Dr. Linda Colley is a leading expert on British imperial and global history, among other topics in British history. Dr. Colley is the M.C. Davis 1958 Professor of History at Princeton University, here today to discuss her newly published book, The Gun, The Ship, and the Pen: Warfare, Constitutions and the Making of the Modern World, which explores the complex interrelationship between the rise of modern warfare and the rise of modern constitutionalism worldwide. After introducing Dr. Colley, and discussing the themes of her book, we launch into a conversation about what drove her to research and write about the topic of constitutions across the globe. Hear about the brief period during 1653 when Britain had its own constitution, before Dr. Colley unpacks the role of printing press technology and the spread of literacy, and explains why building the French navy helped the American revolutionaries, but not the French monarchy. We address Toussaint’s two purposes for the constitutions, which unfolds into a discussion about the extent to which constitutions are not just a domestic tool, but serve an international purpose, with Tunisia as one of our examples. Hear how Japan’s constitution has worked to concede certain rights for its people, learn about James Beale’s vision for governance and modernization, and much more. Tune in for an in-depth discussion on the ever-evolving role of this fascinating type of document today.

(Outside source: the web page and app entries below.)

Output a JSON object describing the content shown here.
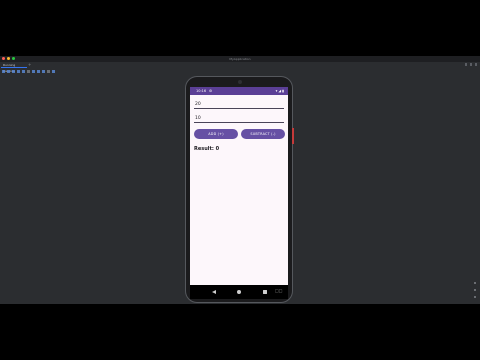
{
  "ide": {
    "window_title": "MyApplication",
    "tab_label": "Running Devices",
    "tab_add": "+",
    "window_dot_colors": [
      "#ff5f57",
      "#febc2e",
      "#28c840"
    ]
  },
  "phone": {
    "status": {
      "time": "10:16",
      "gear": "⚙",
      "wifi": "▾",
      "signal": "◢",
      "battery": "▮"
    },
    "inputs": {
      "first_value": "20",
      "second_value": "10"
    },
    "buttons": {
      "add_label": "ADD (+)",
      "subtract_label": "SUBTRACT (-)"
    },
    "result_text": "Result: 0",
    "nav_extra": "□□",
    "colors": {
      "status_bar": "#5b3f96",
      "button": "#6650a4",
      "screen_bg": "#fdf7fb"
    }
  }
}
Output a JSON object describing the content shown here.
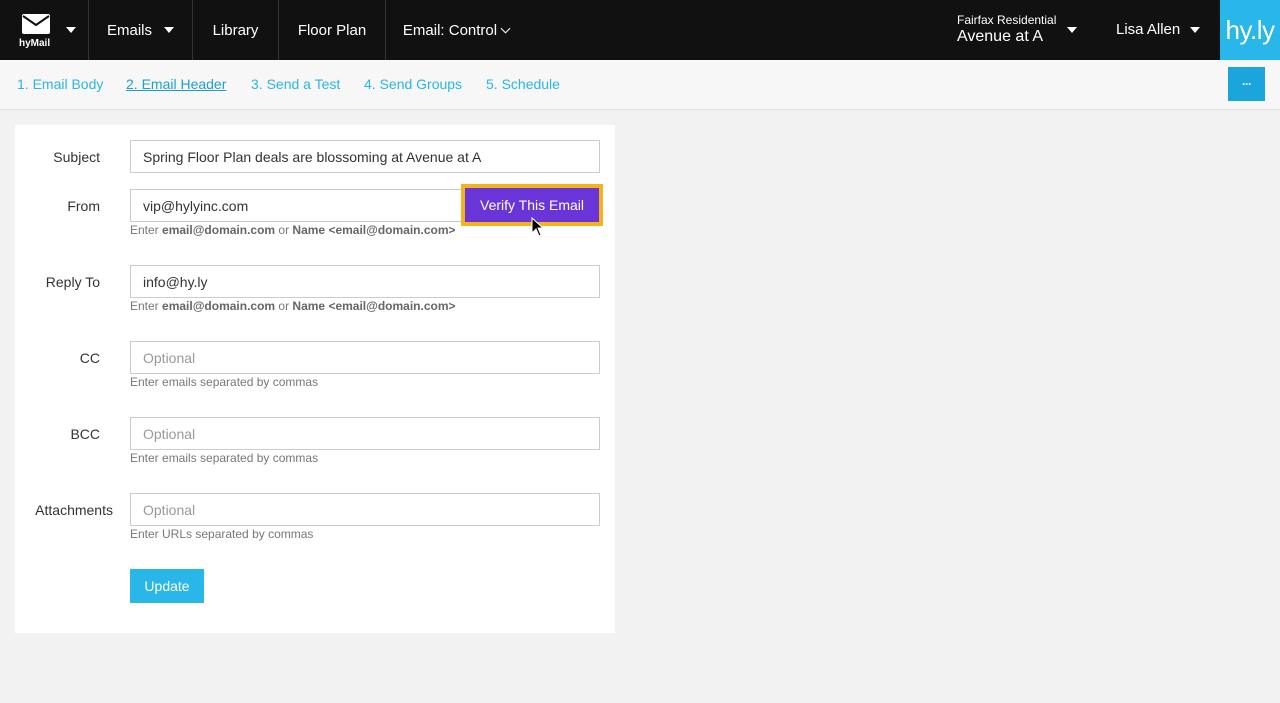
{
  "topbar": {
    "brand_label": "hyMail",
    "nav": {
      "emails": "Emails",
      "library": "Library",
      "floor_plan": "Floor Plan",
      "email_control": "Email: Control"
    },
    "company": "Fairfax Residential",
    "property": "Avenue at A",
    "user": "Lisa Allen",
    "logo": "hy.ly"
  },
  "steps": {
    "items": [
      "1. Email Body",
      "2. Email Header",
      "3. Send a Test",
      "4. Send Groups",
      "5. Schedule"
    ],
    "active_index": 1,
    "more_label": "···"
  },
  "form": {
    "subject": {
      "label": "Subject",
      "value": "Spring Floor Plan deals are blossoming at Avenue at A"
    },
    "from": {
      "label": "From",
      "value": "vip@hylyinc.com",
      "help_pre": "Enter ",
      "help_b1": "email@domain.com",
      "help_mid": " or ",
      "help_b2": "Name <email@domain.com>"
    },
    "verify_label": "Verify This Email",
    "reply_to": {
      "label": "Reply To",
      "value": "info@hy.ly",
      "help_pre": "Enter ",
      "help_b1": "email@domain.com",
      "help_mid": " or ",
      "help_b2": "Name <email@domain.com>"
    },
    "cc": {
      "label": "CC",
      "placeholder": "Optional",
      "help": "Enter emails separated by commas"
    },
    "bcc": {
      "label": "BCC",
      "placeholder": "Optional",
      "help": "Enter emails separated by commas"
    },
    "attachments": {
      "label": "Attachments",
      "placeholder": "Optional",
      "help": "Enter URLs separated by commas"
    },
    "update_label": "Update"
  },
  "colors": {
    "accent": "#29b6e8",
    "verify_bg": "#6a35d8",
    "highlight": "#f4b31a",
    "topbar_bg": "#111111"
  }
}
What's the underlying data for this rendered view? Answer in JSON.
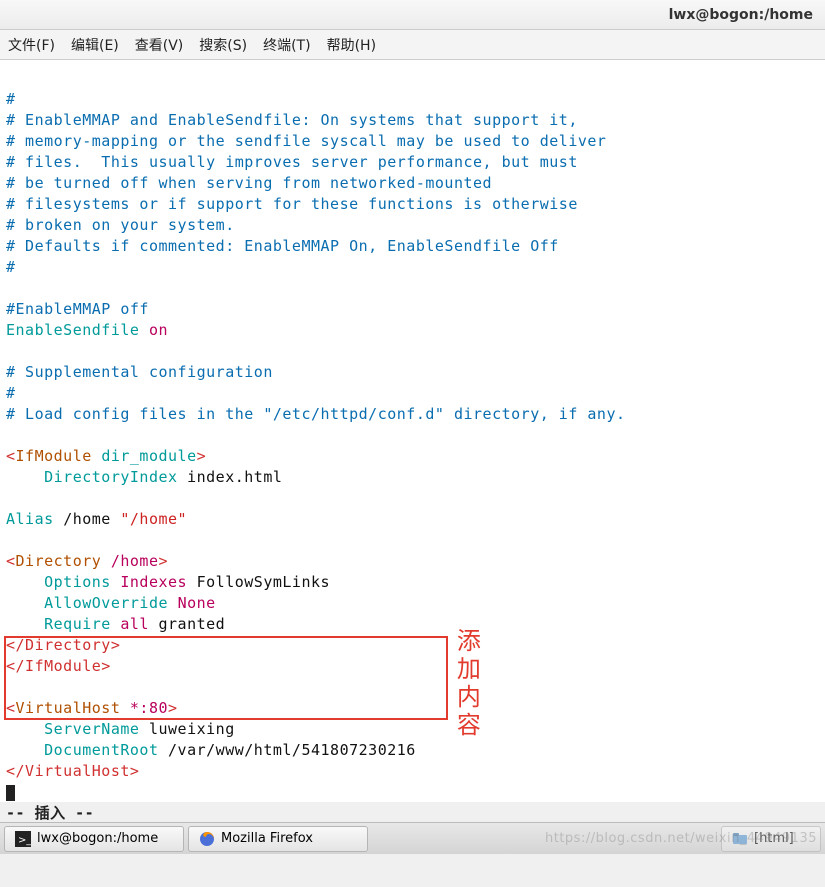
{
  "titlebar": {
    "text": "lwx@bogon:/home"
  },
  "menubar": {
    "items": [
      "文件(F)",
      "编辑(E)",
      "查看(V)",
      "搜索(S)",
      "终端(T)",
      "帮助(H)"
    ]
  },
  "editor": {
    "comment_lines": [
      "#",
      "# EnableMMAP and EnableSendfile: On systems that support it,",
      "# memory-mapping or the sendfile syscall may be used to deliver",
      "# files.  This usually improves server performance, but must",
      "# be turned off when serving from networked-mounted",
      "# filesystems or if support for these functions is otherwise",
      "# broken on your system.",
      "# Defaults if commented: EnableMMAP On, EnableSendfile Off",
      "#"
    ],
    "enablemmap_line": "#EnableMMAP off",
    "enable_sendfile": {
      "directive": "EnableSendfile",
      "value": "on"
    },
    "supplemental": [
      "# Supplemental configuration",
      "#",
      "# Load config files in the \"/etc/httpd/conf.d\" directory, if any."
    ],
    "ifmodule_open": {
      "lt": "<",
      "tag": "IfModule",
      "arg": "dir_module",
      "gt": ">"
    },
    "dirindex": {
      "directive": "DirectoryIndex",
      "value": "index.html"
    },
    "alias": {
      "directive": "Alias",
      "path": "/home",
      "quoted": "\"/home\""
    },
    "directory_open": {
      "lt": "<",
      "tag": "Directory",
      "arg": "/home",
      "gt": ">"
    },
    "options": {
      "directive": "Options",
      "w1": "Indexes",
      "w2": "FollowSymLinks"
    },
    "allowoverride": {
      "directive": "AllowOverride",
      "value": "None"
    },
    "require": {
      "directive": "Require",
      "w1": "all",
      "w2": "granted"
    },
    "directory_close": "</Directory>",
    "ifmodule_close": "</IfModule>",
    "vhost_open": {
      "lt": "<",
      "tag": "VirtualHost",
      "arg": "*:",
      "port": "80",
      "gt": ">"
    },
    "servername": {
      "directive": "ServerName",
      "value": "luweixing"
    },
    "docroot": {
      "directive": "DocumentRoot",
      "value": "/var/www/html/541807230216"
    },
    "vhost_close": "</VirtualHost>",
    "mode": "-- 插入 --"
  },
  "annotation": {
    "text": "添加内容"
  },
  "taskbar": {
    "task1": {
      "label": "lwx@bogon:/home"
    },
    "task2": {
      "label": "Mozilla Firefox"
    },
    "task3": {
      "label": "[html]"
    }
  },
  "watermark": "https://blog.csdn.net/weixin_44949135"
}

Key Points From This Episode:
• Today’s guest, Dr. Linda Colley, expert on British imperial and global history.